# YOUR INSTRUCTIONS
Lift out each line of the data that holds "search".

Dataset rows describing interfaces
++++++++++++++++++++
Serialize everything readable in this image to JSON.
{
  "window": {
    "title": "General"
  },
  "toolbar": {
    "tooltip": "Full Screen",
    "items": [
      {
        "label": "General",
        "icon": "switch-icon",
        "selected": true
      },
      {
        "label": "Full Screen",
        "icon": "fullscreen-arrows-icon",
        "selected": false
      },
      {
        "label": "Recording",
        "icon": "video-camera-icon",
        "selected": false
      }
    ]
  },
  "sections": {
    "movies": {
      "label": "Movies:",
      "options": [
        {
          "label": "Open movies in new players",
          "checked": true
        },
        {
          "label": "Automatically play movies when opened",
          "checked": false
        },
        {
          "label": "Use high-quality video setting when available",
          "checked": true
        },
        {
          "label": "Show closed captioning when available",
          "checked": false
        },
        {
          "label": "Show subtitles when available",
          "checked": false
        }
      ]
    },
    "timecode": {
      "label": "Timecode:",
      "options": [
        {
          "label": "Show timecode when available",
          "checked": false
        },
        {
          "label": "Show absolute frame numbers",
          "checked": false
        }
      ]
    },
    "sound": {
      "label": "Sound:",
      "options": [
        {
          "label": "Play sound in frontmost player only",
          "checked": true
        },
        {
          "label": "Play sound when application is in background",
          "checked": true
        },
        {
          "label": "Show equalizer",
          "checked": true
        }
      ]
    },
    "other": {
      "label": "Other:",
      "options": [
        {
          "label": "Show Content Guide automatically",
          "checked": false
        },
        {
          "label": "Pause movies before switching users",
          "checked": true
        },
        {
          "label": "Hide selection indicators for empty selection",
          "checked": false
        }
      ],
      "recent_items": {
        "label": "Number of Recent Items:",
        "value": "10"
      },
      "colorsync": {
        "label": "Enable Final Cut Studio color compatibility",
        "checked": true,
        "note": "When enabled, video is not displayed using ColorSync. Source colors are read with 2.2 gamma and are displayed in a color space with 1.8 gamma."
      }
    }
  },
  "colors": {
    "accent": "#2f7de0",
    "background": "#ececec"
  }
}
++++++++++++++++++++
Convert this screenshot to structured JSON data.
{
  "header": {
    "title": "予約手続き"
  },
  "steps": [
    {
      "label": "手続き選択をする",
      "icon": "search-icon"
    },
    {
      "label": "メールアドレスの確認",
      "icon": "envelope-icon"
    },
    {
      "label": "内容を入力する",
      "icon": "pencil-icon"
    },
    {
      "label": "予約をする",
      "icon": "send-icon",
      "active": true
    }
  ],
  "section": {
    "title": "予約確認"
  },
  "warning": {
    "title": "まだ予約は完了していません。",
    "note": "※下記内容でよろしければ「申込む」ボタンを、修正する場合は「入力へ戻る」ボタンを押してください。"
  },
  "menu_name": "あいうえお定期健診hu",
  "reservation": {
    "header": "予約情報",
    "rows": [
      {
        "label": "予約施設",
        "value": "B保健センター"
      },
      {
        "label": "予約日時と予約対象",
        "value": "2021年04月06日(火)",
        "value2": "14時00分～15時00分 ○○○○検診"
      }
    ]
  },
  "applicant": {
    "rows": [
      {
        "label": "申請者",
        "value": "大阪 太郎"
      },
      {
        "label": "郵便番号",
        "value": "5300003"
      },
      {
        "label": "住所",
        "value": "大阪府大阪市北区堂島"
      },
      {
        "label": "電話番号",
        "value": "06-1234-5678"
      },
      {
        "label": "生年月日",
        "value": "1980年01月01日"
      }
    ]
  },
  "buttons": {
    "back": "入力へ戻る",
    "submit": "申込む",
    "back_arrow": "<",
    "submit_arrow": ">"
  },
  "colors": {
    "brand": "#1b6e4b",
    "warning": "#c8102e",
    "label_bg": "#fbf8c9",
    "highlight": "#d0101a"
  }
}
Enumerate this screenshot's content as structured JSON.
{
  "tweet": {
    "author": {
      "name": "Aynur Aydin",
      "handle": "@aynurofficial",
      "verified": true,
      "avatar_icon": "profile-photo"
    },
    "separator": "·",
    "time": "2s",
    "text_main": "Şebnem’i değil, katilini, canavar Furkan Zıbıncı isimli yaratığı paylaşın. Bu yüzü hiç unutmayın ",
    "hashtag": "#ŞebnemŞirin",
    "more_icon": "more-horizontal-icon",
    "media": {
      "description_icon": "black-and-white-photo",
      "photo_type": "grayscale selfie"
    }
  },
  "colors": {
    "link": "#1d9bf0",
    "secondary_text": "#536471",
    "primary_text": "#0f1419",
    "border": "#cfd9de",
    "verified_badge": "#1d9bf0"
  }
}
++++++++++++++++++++
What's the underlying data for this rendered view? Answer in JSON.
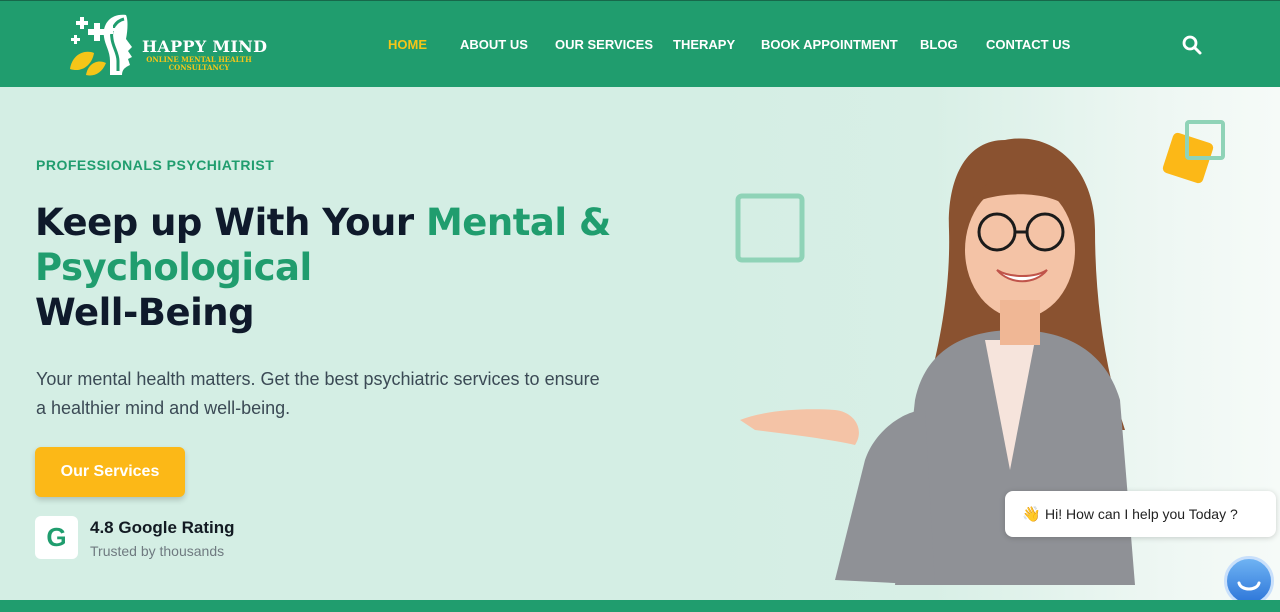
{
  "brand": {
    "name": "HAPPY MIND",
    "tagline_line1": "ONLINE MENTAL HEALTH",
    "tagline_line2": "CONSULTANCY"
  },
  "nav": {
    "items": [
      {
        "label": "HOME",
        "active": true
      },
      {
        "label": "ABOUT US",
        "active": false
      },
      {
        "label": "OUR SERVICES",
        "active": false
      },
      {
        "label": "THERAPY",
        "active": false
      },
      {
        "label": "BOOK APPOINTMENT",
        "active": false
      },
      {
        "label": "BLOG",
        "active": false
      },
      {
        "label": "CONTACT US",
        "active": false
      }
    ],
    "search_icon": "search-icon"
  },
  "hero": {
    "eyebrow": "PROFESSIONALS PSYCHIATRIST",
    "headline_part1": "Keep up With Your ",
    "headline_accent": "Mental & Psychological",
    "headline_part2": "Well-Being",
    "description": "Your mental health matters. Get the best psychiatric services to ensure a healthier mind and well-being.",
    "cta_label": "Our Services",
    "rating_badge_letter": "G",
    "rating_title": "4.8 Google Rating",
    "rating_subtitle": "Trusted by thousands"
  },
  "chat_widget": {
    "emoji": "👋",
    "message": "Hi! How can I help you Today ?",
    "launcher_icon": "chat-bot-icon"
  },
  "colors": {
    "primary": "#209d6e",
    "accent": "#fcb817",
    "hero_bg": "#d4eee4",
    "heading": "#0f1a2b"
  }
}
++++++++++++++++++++
# WRITTEN SOLUTION
      "icon": "search-icon"
    "search_icon": "search-icon"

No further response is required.